Soon after mastering the presentations on his home ground Rick began to compete and drove to the Okatee Club for practice and then a tournament. His eyes were opened when competitors were using clays guns with screw in chokes and he was adapting with his old quail gun. Also he was completely surprised when the course was completely different than his earlier practice! Nevertheless, in his first completion, Rick won the Hunter class and got his first trophy and his addiction became an obsession and he began to seek out all the tournaments he could reasonably travel to and from. He also began to upgrade all his sporting clays equipment with the newer style automatic traps (purchased used) and continued to grow the club and commercial hunting operation.

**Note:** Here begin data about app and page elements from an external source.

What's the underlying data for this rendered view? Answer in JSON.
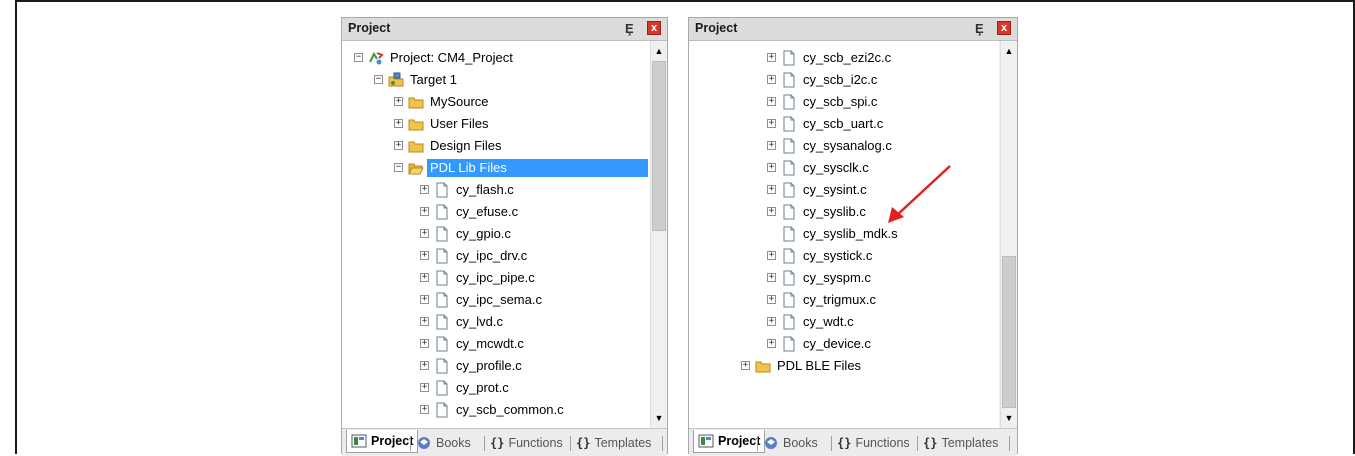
{
  "left_panel": {
    "title": "Project",
    "pin_glyph": "Ȩ",
    "close_glyph": "x",
    "tree": [
      {
        "label": "Project: CM4_Project",
        "icon": "project-icon",
        "expander": "−",
        "level": 0
      },
      {
        "label": "Target 1",
        "icon": "target-folder-icon",
        "expander": "−",
        "level": 1
      },
      {
        "label": "MySource",
        "icon": "folder-icon",
        "expander": "+",
        "level": 2
      },
      {
        "label": "User Files",
        "icon": "folder-icon",
        "expander": "+",
        "level": 2
      },
      {
        "label": "Design Files",
        "icon": "folder-icon",
        "expander": "+",
        "level": 2
      },
      {
        "label": "PDL Lib Files",
        "icon": "folder-open-icon",
        "expander": "−",
        "level": 2,
        "selected": true
      },
      {
        "label": "cy_flash.c",
        "icon": "file-icon",
        "expander": "+",
        "level": 3
      },
      {
        "label": "cy_efuse.c",
        "icon": "file-icon",
        "expander": "+",
        "level": 3
      },
      {
        "label": "cy_gpio.c",
        "icon": "file-icon",
        "expander": "+",
        "level": 3
      },
      {
        "label": "cy_ipc_drv.c",
        "icon": "file-icon",
        "expander": "+",
        "level": 3
      },
      {
        "label": "cy_ipc_pipe.c",
        "icon": "file-icon",
        "expander": "+",
        "level": 3
      },
      {
        "label": "cy_ipc_sema.c",
        "icon": "file-icon",
        "expander": "+",
        "level": 3
      },
      {
        "label": "cy_lvd.c",
        "icon": "file-icon",
        "expander": "+",
        "level": 3
      },
      {
        "label": "cy_mcwdt.c",
        "icon": "file-icon",
        "expander": "+",
        "level": 3
      },
      {
        "label": "cy_profile.c",
        "icon": "file-icon",
        "expander": "+",
        "level": 3
      },
      {
        "label": "cy_prot.c",
        "icon": "file-icon",
        "expander": "+",
        "level": 3
      },
      {
        "label": "cy_scb_common.c",
        "icon": "file-icon",
        "expander": "+",
        "level": 3
      }
    ],
    "tabs": [
      {
        "label": "Project",
        "icon": "project-tab-icon",
        "active": true
      },
      {
        "label": "Books",
        "icon": "books-icon"
      },
      {
        "label": "Functions",
        "icon": "functions-icon",
        "glyph": "{}"
      },
      {
        "label": "Templates",
        "icon": "templates-icon",
        "glyph": "{}"
      }
    ]
  },
  "right_panel": {
    "title": "Project",
    "pin_glyph": "Ȩ",
    "close_glyph": "x",
    "tree": [
      {
        "label": "cy_scb_ezi2c.c",
        "icon": "file-icon",
        "expander": "+",
        "level": 3
      },
      {
        "label": "cy_scb_i2c.c",
        "icon": "file-icon",
        "expander": "+",
        "level": 3
      },
      {
        "label": "cy_scb_spi.c",
        "icon": "file-icon",
        "expander": "+",
        "level": 3
      },
      {
        "label": "cy_scb_uart.c",
        "icon": "file-icon",
        "expander": "+",
        "level": 3
      },
      {
        "label": "cy_sysanalog.c",
        "icon": "file-icon",
        "expander": "+",
        "level": 3
      },
      {
        "label": "cy_sysclk.c",
        "icon": "file-icon",
        "expander": "+",
        "level": 3
      },
      {
        "label": "cy_sysint.c",
        "icon": "file-icon",
        "expander": "+",
        "level": 3
      },
      {
        "label": "cy_syslib.c",
        "icon": "file-icon",
        "expander": "+",
        "level": 3
      },
      {
        "label": "cy_syslib_mdk.s",
        "icon": "file-icon",
        "expander": "",
        "level": 3
      },
      {
        "label": "cy_systick.c",
        "icon": "file-icon",
        "expander": "+",
        "level": 3
      },
      {
        "label": "cy_syspm.c",
        "icon": "file-icon",
        "expander": "+",
        "level": 3
      },
      {
        "label": "cy_trigmux.c",
        "icon": "file-icon",
        "expander": "+",
        "level": 3
      },
      {
        "label": "cy_wdt.c",
        "icon": "file-icon",
        "expander": "+",
        "level": 3
      },
      {
        "label": "cy_device.c",
        "icon": "file-icon",
        "expander": "+",
        "level": 3
      },
      {
        "label": "PDL BLE Files",
        "icon": "folder-icon",
        "expander": "+",
        "level": 2
      }
    ],
    "tabs": [
      {
        "label": "Project",
        "icon": "project-tab-icon",
        "active": true
      },
      {
        "label": "Books",
        "icon": "books-icon"
      },
      {
        "label": "Functions",
        "icon": "functions-icon",
        "glyph": "{}"
      },
      {
        "label": "Templates",
        "icon": "templates-icon",
        "glyph": "{}"
      }
    ]
  },
  "colors": {
    "selection": "#3399ff",
    "folder": "#f2c34a",
    "annotation_arrow": "#e02020"
  }
}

From those humble origins, the Backwoods Quail Club has prospered throughout the years and has now become a premier place to shoot in the South East! Rick today manages over 20,000 acres for hunting of quail and deer, and continues a full time operation of sporting clays with multiple courses and beautiful vista’s that are maintained to preserve the views and offer the casual clays shooter as well as the professionals a profound experience every time out. He continues to be thankful for a Father who allowed him to grow in his dream job and be successful in a business that he truly loves. Rick admits that he never feels he has to go to work because he loves what he is doing and the service he provides to sportsmen he encounters on a daily basis.
Some of Rick’s notable accomplishments and things he is most proud of other than his family are making Backwoods a quality place and premier destination in the country, hosting the US Open, [over 1200 shooters] winning State and Regional Competitions, earning a Pro Shooter Card, founding member [one of three] that started the SCSYF and South Carolina Sporting Clays Association. Backwoods Quail Club is also on the calendar for this year’s South East Regional shoot in October. And don’t worry! Rick’s regional business of being a Promatic Dealer and furnishing taps and setting for other clubs in the South is growing exponentially. The tow headed youngster with the energy and ambition is continuing to dream big, yet complete the visions of his youth! We can’t wait to see what will come next!